There are characters in ST that have larger key roles than others, they are of importance to the plot and will be seen in cut scenes. If a character of this sort falls in battle it simply says for example “Seneca has withdrawn”. This means that she will still be available to fight when the next battle comes. Then there are those who simply die, meaning they will be gone forever. I have restarted my game so many times out of pure frustration because a character that I really liked was a goner. And this has always been the thing with the Suikoden games; there are so many people that you want to have in your party. And like so many other RPGs nowadays, you can switch characters during fights. Remember in FFT when you could have Chocobos join your party? In ST you have owls or Kangacorns that you can mount and by doing so you raise some stats and lower others. Not all characters can do this though.
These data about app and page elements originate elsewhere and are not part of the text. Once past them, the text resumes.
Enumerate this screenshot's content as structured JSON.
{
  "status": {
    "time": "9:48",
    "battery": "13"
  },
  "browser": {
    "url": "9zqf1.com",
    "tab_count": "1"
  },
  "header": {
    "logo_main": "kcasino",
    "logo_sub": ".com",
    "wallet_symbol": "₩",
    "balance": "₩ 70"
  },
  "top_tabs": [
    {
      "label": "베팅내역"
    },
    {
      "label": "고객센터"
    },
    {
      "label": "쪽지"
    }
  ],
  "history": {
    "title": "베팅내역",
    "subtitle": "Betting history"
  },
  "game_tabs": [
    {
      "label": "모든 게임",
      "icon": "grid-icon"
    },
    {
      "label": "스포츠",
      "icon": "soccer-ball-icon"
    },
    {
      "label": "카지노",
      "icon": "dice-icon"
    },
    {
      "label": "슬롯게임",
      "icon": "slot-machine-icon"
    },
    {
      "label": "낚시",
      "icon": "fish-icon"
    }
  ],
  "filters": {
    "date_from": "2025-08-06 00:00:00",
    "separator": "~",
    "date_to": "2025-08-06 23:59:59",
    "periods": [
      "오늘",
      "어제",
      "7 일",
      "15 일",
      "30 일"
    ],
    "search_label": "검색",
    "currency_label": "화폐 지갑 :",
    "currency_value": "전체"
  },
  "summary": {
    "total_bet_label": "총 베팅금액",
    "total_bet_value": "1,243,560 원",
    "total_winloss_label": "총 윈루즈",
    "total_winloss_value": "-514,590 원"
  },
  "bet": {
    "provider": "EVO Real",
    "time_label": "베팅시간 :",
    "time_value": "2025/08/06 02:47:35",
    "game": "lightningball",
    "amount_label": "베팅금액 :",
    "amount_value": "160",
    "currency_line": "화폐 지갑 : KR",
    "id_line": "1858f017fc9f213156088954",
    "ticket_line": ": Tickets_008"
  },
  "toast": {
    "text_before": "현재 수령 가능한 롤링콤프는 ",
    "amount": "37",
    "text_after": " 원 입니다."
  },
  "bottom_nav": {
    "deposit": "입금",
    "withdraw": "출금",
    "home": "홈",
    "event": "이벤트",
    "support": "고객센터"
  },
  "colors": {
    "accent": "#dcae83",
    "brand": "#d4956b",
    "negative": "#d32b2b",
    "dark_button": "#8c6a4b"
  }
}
ST has a solid soundtrack composed by Norikazu Miura, who doesn’t stray too much from Miki Higashino’s well known Suikoden-tunes. Voices are overall well made although our hero Kyril sometimes sounds too young for his age. Other than that, there are hardly any flaws to this game’s sound. However, what did bother me was how short the game actually is! I was so surprised when I found myself at what I soon came to realize was the final battle. There are things you can do to make ST last longer. In the town of Middleport there is a Quest Guild where you can dispatch characters to do quests for you, or take them on as a group. This will generate treasures, skill points, money and new playable characters. There is also the Ruins of Obel which bring the catacombs of Stella Deus to mind. So there is a lot that can be done, but if you just follow the plot, I’d say this game takes about 20 hours to complete. But it is a challenge and the battles are amazingly fun. This was just the game I needed to keep me from losing all hope for Suikoden.